cycles and random components. If you regress a given variable on its own one period lag
the slope coefficient would be negative.

For the case when r > 0 the situation is pictured below.

As a result of the two polar cases there will be two critical values for the test
statistic, d_{l} and d_{u}. Since we never know whether our data evolves
smoothly or frenetically we have a "no man's zone" in the reject region. If the
observed value of the Durbin Watson statistic is less than d_{l}, then we can
state unequivocally that the null should be

rejected. If the observed Durbin-Watson is above d_{u} then we can state
unequivocally that the null should not be rejected. But if is between d_{l} and d_{u}
then we must punt.

Apart from the "no man's zone", there are a few other problems with the Durbin
Watson statistic. First, the null is against a specific alternative. The consequence is
that if the error process is something other than AR(1) then the DW is easily fooled.
Secondly, the DW critical tables are set up assuming that the researcher has included an
intercept in his model. Thirdly, one cannot use the DW to test for an AR(1) error process
if the model has a lagged dependent variable on the right hand side.

When there is a Lagged Dependent Variable

Suppose we have

with

Then the appropriate test statistic is where and .

**Wallis' Test for Fourth Order Correlation***
*Suppose we have a quarterly model, then the error specification is likely to be and we wish to test the null . The test
statistic will be

The tabulated critical vaoues are in Wallis, Econometrica, Vol. 40, 1972 or Giles and
King, Journal of Econometrics, Vol. 8, 1978.

**Breusch-Godfrey Tests Against More General Alternatives**

The null hypothesis is that the model looks like

The alternatives against which we can test are

where, under the alternatives, .

**Procedure
**1. Construct the OLS residuals .

2. Construct the MLE for s

3. Construct the test statistic

reject the null for large values of the test statistic.

NOTE: The part in square brackets is a pxp matrix. The elements on the main diagonal are
residual sums of squares from the regression of the columns of E_{p} on the column
space of X. With this in mind, the procedure outlined here is equivalent to checking TR^{2}
for

against an appropriate critical value in the c^{2}
table.

**What to Do About Autocorrelation {AR(1)} **

Although we will do the case in which the error term is AR(1), it is true that AR(1)
and MA(1) are locally equivalent. The basic model is Y_{t} = X_{t}b + U_{t }with U_{t} = U_{t-1}+_{t
}

Begin with

Substitute the error structure into (1) and multiply (2) by r
and subtract the result from (1) to get

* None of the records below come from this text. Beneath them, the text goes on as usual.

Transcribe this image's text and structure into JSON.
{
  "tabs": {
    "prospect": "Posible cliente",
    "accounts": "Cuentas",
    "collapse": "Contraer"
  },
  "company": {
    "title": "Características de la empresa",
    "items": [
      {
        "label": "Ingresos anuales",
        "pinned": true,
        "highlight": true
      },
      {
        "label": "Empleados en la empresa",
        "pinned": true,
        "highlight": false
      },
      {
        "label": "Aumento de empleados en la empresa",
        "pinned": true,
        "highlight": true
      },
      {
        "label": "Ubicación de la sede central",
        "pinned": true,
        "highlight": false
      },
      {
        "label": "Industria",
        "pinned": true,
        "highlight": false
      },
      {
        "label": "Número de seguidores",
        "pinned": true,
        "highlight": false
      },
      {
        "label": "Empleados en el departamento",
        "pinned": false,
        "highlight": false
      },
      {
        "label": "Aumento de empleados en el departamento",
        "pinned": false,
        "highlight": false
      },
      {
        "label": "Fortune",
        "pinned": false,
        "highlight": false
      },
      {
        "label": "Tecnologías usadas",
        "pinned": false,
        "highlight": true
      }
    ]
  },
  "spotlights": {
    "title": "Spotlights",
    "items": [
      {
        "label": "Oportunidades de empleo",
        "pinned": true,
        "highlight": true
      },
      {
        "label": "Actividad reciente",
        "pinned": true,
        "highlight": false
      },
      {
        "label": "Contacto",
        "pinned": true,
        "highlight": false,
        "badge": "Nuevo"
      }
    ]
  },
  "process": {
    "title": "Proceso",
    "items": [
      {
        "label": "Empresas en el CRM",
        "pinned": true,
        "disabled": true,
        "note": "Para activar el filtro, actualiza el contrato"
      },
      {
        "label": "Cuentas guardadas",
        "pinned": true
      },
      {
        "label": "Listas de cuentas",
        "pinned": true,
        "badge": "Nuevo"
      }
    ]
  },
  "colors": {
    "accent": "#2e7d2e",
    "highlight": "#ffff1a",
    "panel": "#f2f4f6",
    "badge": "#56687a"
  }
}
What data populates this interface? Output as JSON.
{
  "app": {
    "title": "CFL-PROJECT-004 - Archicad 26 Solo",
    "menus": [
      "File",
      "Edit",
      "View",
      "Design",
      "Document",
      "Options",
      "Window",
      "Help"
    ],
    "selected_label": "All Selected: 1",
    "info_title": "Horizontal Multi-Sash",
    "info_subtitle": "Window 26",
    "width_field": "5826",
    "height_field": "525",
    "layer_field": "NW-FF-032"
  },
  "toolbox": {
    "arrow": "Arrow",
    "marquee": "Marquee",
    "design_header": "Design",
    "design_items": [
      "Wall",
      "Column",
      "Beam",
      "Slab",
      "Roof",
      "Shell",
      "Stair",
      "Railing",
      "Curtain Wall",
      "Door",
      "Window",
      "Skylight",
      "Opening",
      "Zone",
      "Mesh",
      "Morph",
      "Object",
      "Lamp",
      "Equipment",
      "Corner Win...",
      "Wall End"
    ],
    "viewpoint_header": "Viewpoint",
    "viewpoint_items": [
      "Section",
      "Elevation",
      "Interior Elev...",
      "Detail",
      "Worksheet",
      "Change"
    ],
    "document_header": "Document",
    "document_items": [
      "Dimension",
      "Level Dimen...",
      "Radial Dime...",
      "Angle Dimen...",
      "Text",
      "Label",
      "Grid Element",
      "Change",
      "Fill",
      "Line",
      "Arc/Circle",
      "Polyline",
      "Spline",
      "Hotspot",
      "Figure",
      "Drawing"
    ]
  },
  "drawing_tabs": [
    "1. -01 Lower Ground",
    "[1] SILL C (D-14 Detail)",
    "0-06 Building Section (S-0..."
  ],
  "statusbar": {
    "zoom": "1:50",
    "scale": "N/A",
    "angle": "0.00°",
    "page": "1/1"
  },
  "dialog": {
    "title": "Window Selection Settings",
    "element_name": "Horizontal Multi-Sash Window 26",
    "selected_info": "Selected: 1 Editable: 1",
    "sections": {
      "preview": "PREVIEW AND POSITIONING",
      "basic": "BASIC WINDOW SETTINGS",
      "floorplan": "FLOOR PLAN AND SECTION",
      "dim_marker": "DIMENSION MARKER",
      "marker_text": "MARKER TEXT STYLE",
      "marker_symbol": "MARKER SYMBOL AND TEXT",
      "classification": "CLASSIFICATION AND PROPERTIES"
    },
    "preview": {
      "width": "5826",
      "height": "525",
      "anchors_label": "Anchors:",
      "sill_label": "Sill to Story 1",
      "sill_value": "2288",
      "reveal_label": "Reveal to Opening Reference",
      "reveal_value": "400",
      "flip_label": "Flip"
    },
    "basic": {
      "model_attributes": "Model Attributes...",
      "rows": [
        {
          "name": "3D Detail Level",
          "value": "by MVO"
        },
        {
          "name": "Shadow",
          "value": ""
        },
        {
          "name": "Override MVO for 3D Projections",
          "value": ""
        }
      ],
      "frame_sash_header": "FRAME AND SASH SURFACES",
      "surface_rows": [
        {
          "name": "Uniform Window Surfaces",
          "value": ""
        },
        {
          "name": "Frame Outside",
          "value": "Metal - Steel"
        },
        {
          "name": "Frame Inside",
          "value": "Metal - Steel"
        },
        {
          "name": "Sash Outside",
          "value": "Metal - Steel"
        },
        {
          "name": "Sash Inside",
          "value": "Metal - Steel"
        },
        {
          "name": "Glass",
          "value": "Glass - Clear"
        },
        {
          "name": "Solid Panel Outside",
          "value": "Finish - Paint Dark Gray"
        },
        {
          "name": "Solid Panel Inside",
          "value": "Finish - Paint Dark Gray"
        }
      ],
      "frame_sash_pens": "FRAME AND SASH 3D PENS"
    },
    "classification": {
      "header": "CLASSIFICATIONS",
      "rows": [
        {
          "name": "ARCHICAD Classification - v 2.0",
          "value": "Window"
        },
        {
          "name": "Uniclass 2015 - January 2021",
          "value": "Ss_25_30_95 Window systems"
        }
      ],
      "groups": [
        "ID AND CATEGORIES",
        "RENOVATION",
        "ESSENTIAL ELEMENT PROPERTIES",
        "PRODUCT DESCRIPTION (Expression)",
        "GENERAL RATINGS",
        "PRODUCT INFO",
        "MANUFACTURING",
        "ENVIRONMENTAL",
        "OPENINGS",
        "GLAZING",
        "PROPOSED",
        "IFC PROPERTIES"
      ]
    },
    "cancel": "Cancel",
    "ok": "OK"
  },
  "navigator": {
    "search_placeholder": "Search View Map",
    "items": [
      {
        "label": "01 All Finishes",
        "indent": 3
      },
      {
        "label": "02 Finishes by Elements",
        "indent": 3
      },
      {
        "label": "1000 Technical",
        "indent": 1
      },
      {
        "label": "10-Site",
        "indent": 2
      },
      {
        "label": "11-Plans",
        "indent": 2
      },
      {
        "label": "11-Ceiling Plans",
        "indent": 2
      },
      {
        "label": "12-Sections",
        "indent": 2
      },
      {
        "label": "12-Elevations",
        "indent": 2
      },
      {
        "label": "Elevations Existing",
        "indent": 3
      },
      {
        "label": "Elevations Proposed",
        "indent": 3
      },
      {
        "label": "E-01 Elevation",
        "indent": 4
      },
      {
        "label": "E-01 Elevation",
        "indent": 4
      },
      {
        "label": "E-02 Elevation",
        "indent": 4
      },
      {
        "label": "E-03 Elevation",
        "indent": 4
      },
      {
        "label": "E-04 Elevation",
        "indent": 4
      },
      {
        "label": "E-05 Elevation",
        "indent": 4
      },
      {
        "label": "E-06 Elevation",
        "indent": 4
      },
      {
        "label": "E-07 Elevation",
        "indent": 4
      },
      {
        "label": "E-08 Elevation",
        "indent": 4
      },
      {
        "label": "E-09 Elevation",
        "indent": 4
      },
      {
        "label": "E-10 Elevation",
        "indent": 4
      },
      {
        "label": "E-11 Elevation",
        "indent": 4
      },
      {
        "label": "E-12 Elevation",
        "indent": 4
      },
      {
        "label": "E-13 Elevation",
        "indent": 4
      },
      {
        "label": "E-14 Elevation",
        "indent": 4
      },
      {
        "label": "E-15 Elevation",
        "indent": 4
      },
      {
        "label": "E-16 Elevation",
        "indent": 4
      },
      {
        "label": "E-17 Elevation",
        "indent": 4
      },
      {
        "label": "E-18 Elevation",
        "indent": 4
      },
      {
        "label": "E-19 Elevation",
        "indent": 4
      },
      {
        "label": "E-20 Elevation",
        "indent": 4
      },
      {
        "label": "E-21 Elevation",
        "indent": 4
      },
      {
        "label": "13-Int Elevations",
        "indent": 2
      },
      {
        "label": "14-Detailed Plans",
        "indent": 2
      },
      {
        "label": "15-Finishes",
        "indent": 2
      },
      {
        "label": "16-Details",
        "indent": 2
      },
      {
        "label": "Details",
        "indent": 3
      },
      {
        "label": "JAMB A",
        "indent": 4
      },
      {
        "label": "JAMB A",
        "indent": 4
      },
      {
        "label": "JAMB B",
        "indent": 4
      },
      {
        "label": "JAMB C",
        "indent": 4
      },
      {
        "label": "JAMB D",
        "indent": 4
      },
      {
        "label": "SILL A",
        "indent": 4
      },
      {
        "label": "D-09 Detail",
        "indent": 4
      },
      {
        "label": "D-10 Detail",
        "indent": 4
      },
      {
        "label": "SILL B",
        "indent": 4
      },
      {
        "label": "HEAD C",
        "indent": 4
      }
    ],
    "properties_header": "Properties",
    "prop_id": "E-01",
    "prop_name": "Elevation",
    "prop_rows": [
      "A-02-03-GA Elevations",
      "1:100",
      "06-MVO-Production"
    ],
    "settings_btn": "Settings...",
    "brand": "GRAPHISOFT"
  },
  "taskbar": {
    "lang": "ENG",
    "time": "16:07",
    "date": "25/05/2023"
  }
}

Since Eet = 0 and Eee' = s^{2}I we have an equation with no autocorrelation. If we
knew r we could easily estimate the parameters of this well
behaved model.

Define DY_{t} = Y_{t} - Y_{t-1}, the
first difference, and D_{r}Y_{t} = Y_{t}
- rY_{t-1}, the partial difference.

*DURBIN'S METHOD
*

The well behaved model is Y_{t} - rY_{t-1} =
(X_{t} - rX_{t-1})b
+ e_{t},

rewrite this as Y_{t} = rY_{t-1} + X_{t}b - rX_{t-1}b
+ e_{t
}Estimating the parameters of this model gives an estimate of r.
Use the estimate of r to construct the partial differences and
reestimate the model parameters. The Durbin process is best for small samples.

*TWO STEP COCHRAN-ORCUTT METHOD
*

1. Estimate the model parameters with OLS.

2. Calculate an estimate of r from

3. Partial difference all of the data using the estimate of r.

4. Estimate the model parameters of

using OLS.